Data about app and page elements

════════════════

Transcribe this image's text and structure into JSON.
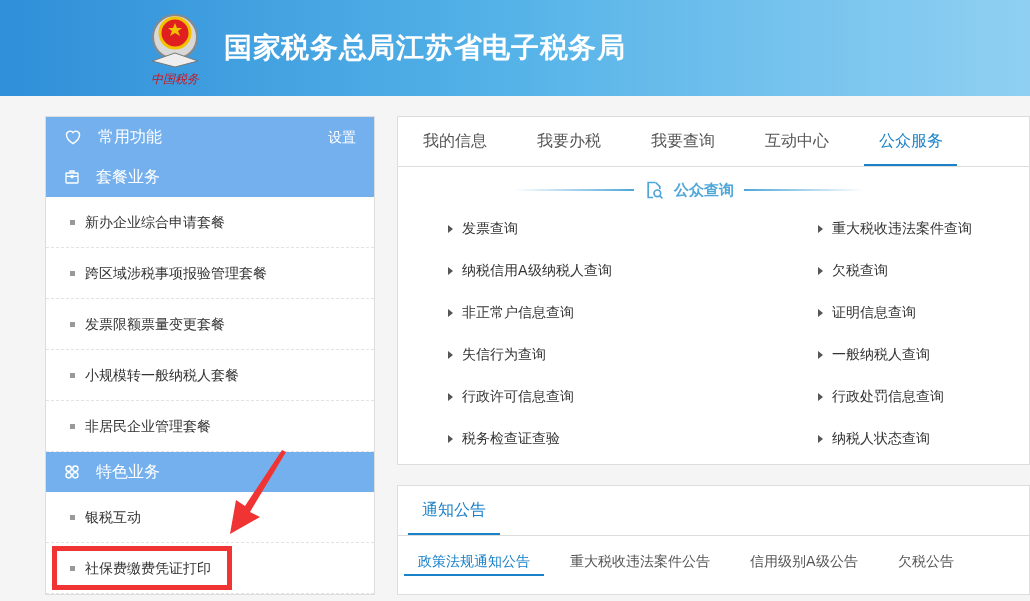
{
  "header": {
    "logo_text": "中国税务",
    "title": "国家税务总局江苏省电子税务局"
  },
  "sidebar": {
    "sections": [
      {
        "kind": "favorites",
        "title": "常用功能",
        "action": "设置"
      },
      {
        "kind": "package",
        "title": "套餐业务",
        "items": [
          {
            "label": "新办企业综合申请套餐",
            "highlighted": false
          },
          {
            "label": "跨区域涉税事项报验管理套餐",
            "highlighted": false
          },
          {
            "label": "发票限额票量变更套餐",
            "highlighted": false
          },
          {
            "label": "小规模转一般纳税人套餐",
            "highlighted": false
          },
          {
            "label": "非居民企业管理套餐",
            "highlighted": false
          }
        ]
      },
      {
        "kind": "featured",
        "title": "特色业务",
        "items": [
          {
            "label": "银税互动",
            "highlighted": false
          },
          {
            "label": "社保费缴费凭证打印",
            "highlighted": true
          }
        ]
      }
    ]
  },
  "main_tabs": [
    {
      "label": "我的信息",
      "selected": false
    },
    {
      "label": "我要办税",
      "selected": false
    },
    {
      "label": "我要查询",
      "selected": false
    },
    {
      "label": "互动中心",
      "selected": false
    },
    {
      "label": "公众服务",
      "selected": true
    }
  ],
  "query_section": {
    "title": "公众查询",
    "links": [
      "发票查询",
      "重大税收违法案件查询",
      "纳税信用A级纳税人查询",
      "欠税查询",
      "非正常户信息查询",
      "证明信息查询",
      "失信行为查询",
      "一般纳税人查询",
      "行政许可信息查询",
      "行政处罚信息查询",
      "税务检查证查验",
      "纳税人状态查询"
    ]
  },
  "notice": {
    "tabs": [
      {
        "label": "通知公告",
        "selected": true
      }
    ],
    "subtabs": [
      {
        "label": "政策法规通知公告",
        "selected": true
      },
      {
        "label": "重大税收违法案件公告",
        "selected": false
      },
      {
        "label": "信用级别A级公告",
        "selected": false
      },
      {
        "label": "欠税公告",
        "selected": false
      }
    ]
  }
}
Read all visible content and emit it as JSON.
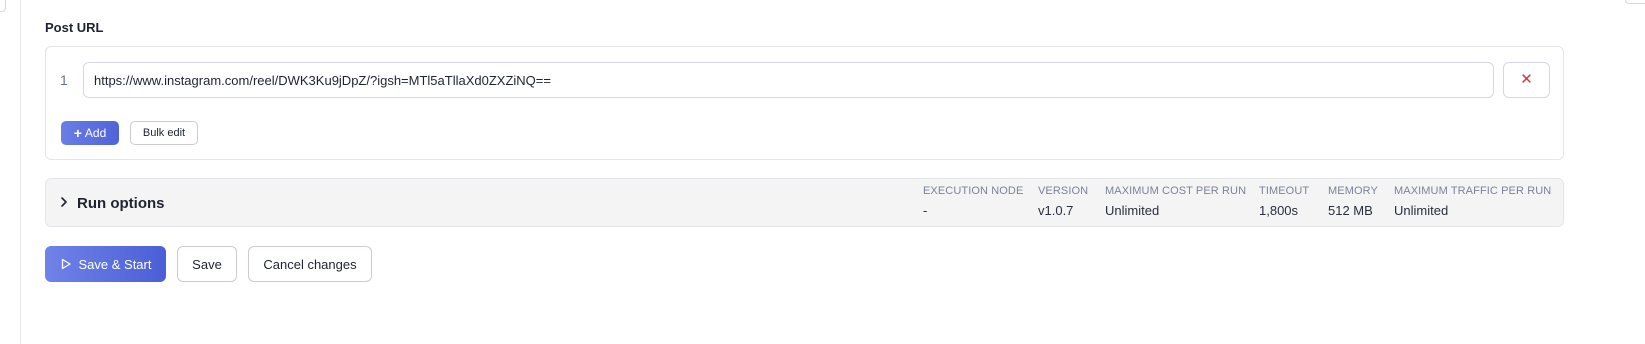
{
  "post_url": {
    "label": "Post URL",
    "rows": [
      {
        "number": "1",
        "value": "https://www.instagram.com/reel/DWK3Ku9jDpZ/?igsh=MTl5aTllaXd0ZXZiNQ==",
        "remove_icon": "close-icon"
      }
    ],
    "add_label": "Add",
    "add_icon": "plus-icon",
    "bulk_edit_label": "Bulk edit"
  },
  "run_options": {
    "title": "Run options",
    "toggle_icon": "chevron-right-icon",
    "meta": {
      "execution_node": {
        "label": "EXECUTION NODE",
        "value": "-"
      },
      "version": {
        "label": "VERSION",
        "value": "v1.0.7"
      },
      "max_cost": {
        "label": "MAXIMUM COST PER RUN",
        "value": "Unlimited"
      },
      "timeout": {
        "label": "TIMEOUT",
        "value": "1,800s"
      },
      "memory": {
        "label": "MEMORY",
        "value": "512 MB"
      },
      "max_traffic": {
        "label": "MAXIMUM TRAFFIC PER RUN",
        "value": "Unlimited"
      }
    }
  },
  "actions": {
    "save_start_label": "Save & Start",
    "save_start_icon": "play-icon",
    "save_label": "Save",
    "cancel_label": "Cancel changes"
  },
  "colors": {
    "primary_gradient_start": "#7083e8",
    "primary_gradient_end": "#4a5fd6",
    "danger": "#d8343a",
    "panel_background": "#f4f4f5",
    "border": "#e3e5ea"
  }
}
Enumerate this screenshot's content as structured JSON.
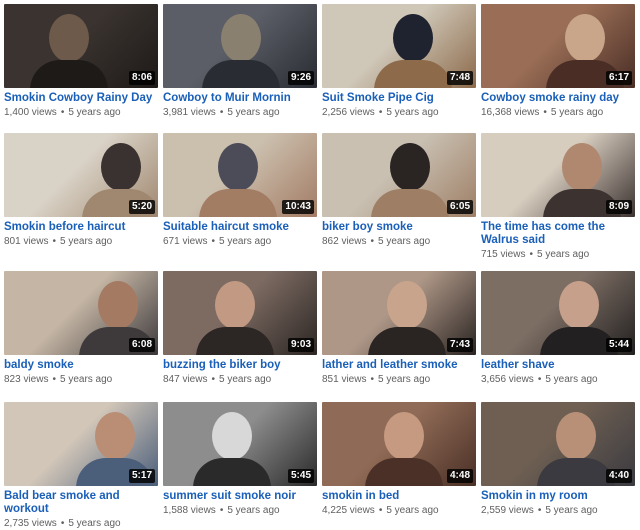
{
  "videos": [
    {
      "title": "Smokin Cowboy Rainy Day",
      "duration": "8:06",
      "views": "1,400 views",
      "age": "5 years ago",
      "colors": [
        "#3a3330",
        "#6d5a4a",
        "#1e1a18"
      ]
    },
    {
      "title": "Cowboy to Muir Mornin",
      "duration": "9:26",
      "views": "3,981 views",
      "age": "5 years ago",
      "colors": [
        "#5b5e66",
        "#8a8070",
        "#2a2c33"
      ]
    },
    {
      "title": "Suit Smoke Pipe Cig",
      "duration": "7:48",
      "views": "2,256 views",
      "age": "5 years ago",
      "colors": [
        "#cfc7b8",
        "#1f2330",
        "#8c6a4a"
      ]
    },
    {
      "title": "Cowboy smoke rainy day",
      "duration": "6:17",
      "views": "16,368 views",
      "age": "5 years ago",
      "colors": [
        "#9a6e56",
        "#c9a58a",
        "#4a2e26"
      ]
    },
    {
      "title": "Smokin before haircut",
      "duration": "5:20",
      "views": "801 views",
      "age": "5 years ago",
      "colors": [
        "#d9d2c6",
        "#3a3230",
        "#a08870"
      ]
    },
    {
      "title": "Suitable haircut smoke",
      "duration": "10:43",
      "views": "671 views",
      "age": "5 years ago",
      "colors": [
        "#cbbfae",
        "#4b4c58",
        "#a37c64"
      ]
    },
    {
      "title": "biker boy smoke",
      "duration": "6:05",
      "views": "862 views",
      "age": "5 years ago",
      "colors": [
        "#c9c0b2",
        "#2a2422",
        "#9e7f66"
      ]
    },
    {
      "title": "The time has come the Walrus said",
      "duration": "8:09",
      "views": "715 views",
      "age": "5 years ago",
      "colors": [
        "#d7cdbf",
        "#b08870",
        "#3c3230"
      ]
    },
    {
      "title": "baldy smoke",
      "duration": "6:08",
      "views": "823 views",
      "age": "5 years ago",
      "colors": [
        "#c4b5a4",
        "#a57a62",
        "#3e3a3c"
      ]
    },
    {
      "title": "buzzing the biker boy",
      "duration": "9:03",
      "views": "847 views",
      "age": "5 years ago",
      "colors": [
        "#7d6b62",
        "#c29a84",
        "#2c2624"
      ]
    },
    {
      "title": "lather and leather smoke",
      "duration": "7:43",
      "views": "851 views",
      "age": "5 years ago",
      "colors": [
        "#ae9787",
        "#c9a48c",
        "#2a2422"
      ]
    },
    {
      "title": "leather shave",
      "duration": "5:44",
      "views": "3,656 views",
      "age": "5 years ago",
      "colors": [
        "#7d6e64",
        "#c6a08a",
        "#222020"
      ]
    },
    {
      "title": "Bald bear smoke and workout",
      "duration": "5:17",
      "views": "2,735 views",
      "age": "5 years ago",
      "colors": [
        "#d1c6b8",
        "#b98e74",
        "#4b5e7a"
      ]
    },
    {
      "title": "summer suit smoke noir",
      "duration": "5:45",
      "views": "1,588 views",
      "age": "5 years ago",
      "colors": [
        "#8d8d8d",
        "#d8d8d8",
        "#2a2a2a"
      ]
    },
    {
      "title": "smokin in bed",
      "duration": "4:48",
      "views": "4,225 views",
      "age": "5 years ago",
      "colors": [
        "#8f6a56",
        "#c59a80",
        "#4a3026"
      ]
    },
    {
      "title": "Smokin in my room",
      "duration": "4:40",
      "views": "2,559 views",
      "age": "5 years ago",
      "colors": [
        "#6e5f52",
        "#b89078",
        "#3a3a40"
      ]
    }
  ]
}
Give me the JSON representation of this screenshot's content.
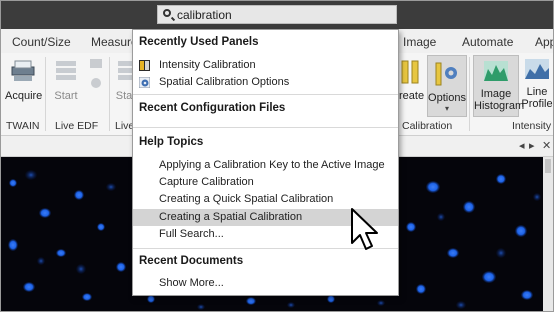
{
  "search": {
    "value": "calibration"
  },
  "tabs": [
    "Count/Size",
    "Measure",
    "Image",
    "Automate",
    "App"
  ],
  "ribbon": {
    "acquire": "Acquire",
    "start_left": "Start",
    "start_mid": "Sta",
    "create": "reate",
    "options": "Options",
    "image_histogram_l1": "Image",
    "image_histogram_l2": "Histogram",
    "line_profile_l1": "Line",
    "line_profile_l2": "Profile",
    "groups": {
      "twain": "TWAIN",
      "live_edf": "Live EDF",
      "live_partial": "Live",
      "calibration": "Calibration",
      "intensity": "Intensity"
    }
  },
  "docstrip": {
    "prev": "◂",
    "next": "▸",
    "close": "✕"
  },
  "dropdown": {
    "recently_used_panels": {
      "header": "Recently Used Panels",
      "items": [
        "Intensity Calibration",
        "Spatial Calibration Options"
      ]
    },
    "recent_configuration_files": {
      "header": "Recent Configuration Files"
    },
    "help_topics": {
      "header": "Help Topics",
      "items": [
        "Applying a Calibration Key to the Active Image",
        "Capture Calibration",
        "Creating a Quick Spatial Calibration",
        "Creating a Spatial Calibration",
        "Full Search..."
      ],
      "highlighted_item": "Creating a Spatial Calibration"
    },
    "recent_documents": {
      "header": "Recent Documents",
      "items": [
        "Show More..."
      ]
    }
  },
  "colors": {
    "title_bar": "#3c3c3c",
    "highlight": "#d4d4d4",
    "cell_stain": "#1d63e8",
    "image_bg": "#05050b"
  }
}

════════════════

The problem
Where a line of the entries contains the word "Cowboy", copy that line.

Answer box
      "title": "Smokin Cowboy Rainy Day",
      "title": "Cowboy to Muir Mornin",
      "title": "Cowboy smoke rainy day",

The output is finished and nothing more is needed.